Excerpts from an interface dataset
******************************

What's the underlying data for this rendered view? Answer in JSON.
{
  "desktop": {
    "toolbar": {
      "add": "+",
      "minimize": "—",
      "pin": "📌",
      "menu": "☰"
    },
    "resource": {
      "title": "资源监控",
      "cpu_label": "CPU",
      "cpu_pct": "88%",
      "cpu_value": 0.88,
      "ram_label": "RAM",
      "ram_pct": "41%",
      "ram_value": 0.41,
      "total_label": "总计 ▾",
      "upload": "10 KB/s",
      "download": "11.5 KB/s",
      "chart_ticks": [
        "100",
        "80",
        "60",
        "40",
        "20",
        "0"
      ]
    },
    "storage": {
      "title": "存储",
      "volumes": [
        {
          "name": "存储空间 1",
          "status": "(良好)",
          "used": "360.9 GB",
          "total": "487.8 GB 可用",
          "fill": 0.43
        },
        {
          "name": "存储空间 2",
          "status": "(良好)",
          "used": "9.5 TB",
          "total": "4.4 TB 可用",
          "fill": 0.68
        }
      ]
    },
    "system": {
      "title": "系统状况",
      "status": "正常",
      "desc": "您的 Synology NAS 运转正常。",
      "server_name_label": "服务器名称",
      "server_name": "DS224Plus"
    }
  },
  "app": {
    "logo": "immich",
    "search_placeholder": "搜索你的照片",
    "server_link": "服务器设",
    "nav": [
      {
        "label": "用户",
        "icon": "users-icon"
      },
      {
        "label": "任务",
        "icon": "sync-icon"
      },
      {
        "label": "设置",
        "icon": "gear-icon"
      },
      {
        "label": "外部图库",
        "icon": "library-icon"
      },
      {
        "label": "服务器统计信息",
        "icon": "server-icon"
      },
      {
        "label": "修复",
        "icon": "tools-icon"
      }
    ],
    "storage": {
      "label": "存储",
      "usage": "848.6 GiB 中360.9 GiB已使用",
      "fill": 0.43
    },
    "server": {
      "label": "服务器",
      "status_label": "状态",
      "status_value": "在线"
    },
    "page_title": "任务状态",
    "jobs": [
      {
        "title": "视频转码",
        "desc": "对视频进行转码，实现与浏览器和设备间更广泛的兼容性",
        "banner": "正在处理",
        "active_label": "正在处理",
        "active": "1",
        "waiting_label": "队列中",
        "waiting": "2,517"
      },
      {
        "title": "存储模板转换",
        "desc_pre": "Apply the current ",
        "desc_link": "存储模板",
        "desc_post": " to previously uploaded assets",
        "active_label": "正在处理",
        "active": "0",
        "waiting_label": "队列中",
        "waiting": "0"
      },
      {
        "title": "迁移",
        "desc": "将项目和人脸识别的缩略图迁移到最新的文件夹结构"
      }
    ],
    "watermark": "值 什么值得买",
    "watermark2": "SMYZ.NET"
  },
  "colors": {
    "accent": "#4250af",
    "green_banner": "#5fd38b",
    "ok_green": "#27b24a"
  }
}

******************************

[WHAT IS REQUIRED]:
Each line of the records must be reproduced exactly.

[SOLUTION BELOW]:
What's the underlying data for this rendered view? Answer in JSON.
{
  "desktop": {
    "toolbar": {
      "add": "+",
      "minimize": "—",
      "pin": "📌",
      "menu": "☰"
    },
    "resource": {
      "title": "资源监控",
      "cpu_label": "CPU",
      "cpu_pct": "88%",
      "cpu_value": 0.88,
      "ram_label": "RAM",
      "ram_pct": "41%",
      "ram_value": 0.41,
      "total_label": "总计 ▾",
      "upload": "10 KB/s",
      "download": "11.5 KB/s",
      "chart_ticks": [
        "100",
        "80",
        "60",
        "40",
        "20",
        "0"
      ]
    },
    "storage": {
      "title": "存储",
      "volumes": [
        {
          "name": "存储空间 1",
          "status": "(良好)",
          "used": "360.9 GB",
          "total": "487.8 GB 可用",
          "fill": 0.43
        },
        {
          "name": "存储空间 2",
          "status": "(良好)",
          "used": "9.5 TB",
          "total": "4.4 TB 可用",
          "fill": 0.68
        }
      ]
    },
    "system": {
      "title": "系统状况",
      "status": "正常",
      "desc": "您的 Synology NAS 运转正常。",
      "server_name_label": "服务器名称",
      "server_name": "DS224Plus"
    }
  },
  "app": {
    "logo": "immich",
    "search_placeholder": "搜索你的照片",
    "server_link": "服务器设",
    "nav": [
      {
        "label": "用户",
        "icon": "users-icon"
      },
      {
        "label": "任务",
        "icon": "sync-icon"
      },
      {
        "label": "设置",
        "icon": "gear-icon"
      },
      {
        "label": "外部图库",
        "icon": "library-icon"
      },
      {
        "label": "服务器统计信息",
        "icon": "server-icon"
      },
      {
        "label": "修复",
        "icon": "tools-icon"
      }
    ],
    "storage": {
      "label": "存储",
      "usage": "848.6 GiB 中360.9 GiB已使用",
      "fill": 0.43
    },
    "server": {
      "label": "服务器",
      "status_label": "状态",
      "status_value": "在线"
    },
    "page_title": "任务状态",
    "jobs": [
      {
        "title": "视频转码",
        "desc": "对视频进行转码，实现与浏览器和设备间更广泛的兼容性",
        "banner": "正在处理",
        "active_label": "正在处理",
        "active": "1",
        "waiting_label": "队列中",
        "waiting": "2,517"
      },
      {
        "title": "存储模板转换",
        "desc_pre": "Apply the current ",
        "desc_link": "存储模板",
        "desc_post": " to previously uploaded assets",
        "active_label": "正在处理",
        "active": "0",
        "waiting_label": "队列中",
        "waiting": "0"
      },
      {
        "title": "迁移",
        "desc": "将项目和人脸识别的缩略图迁移到最新的文件夹结构"
      }
    ],
    "watermark": "值 什么值得买",
    "watermark2": "SMYZ.NET"
  },
  "colors": {
    "accent": "#4250af",
    "green_banner": "#5fd38b",
    "ok_green": "#27b24a"
  }
}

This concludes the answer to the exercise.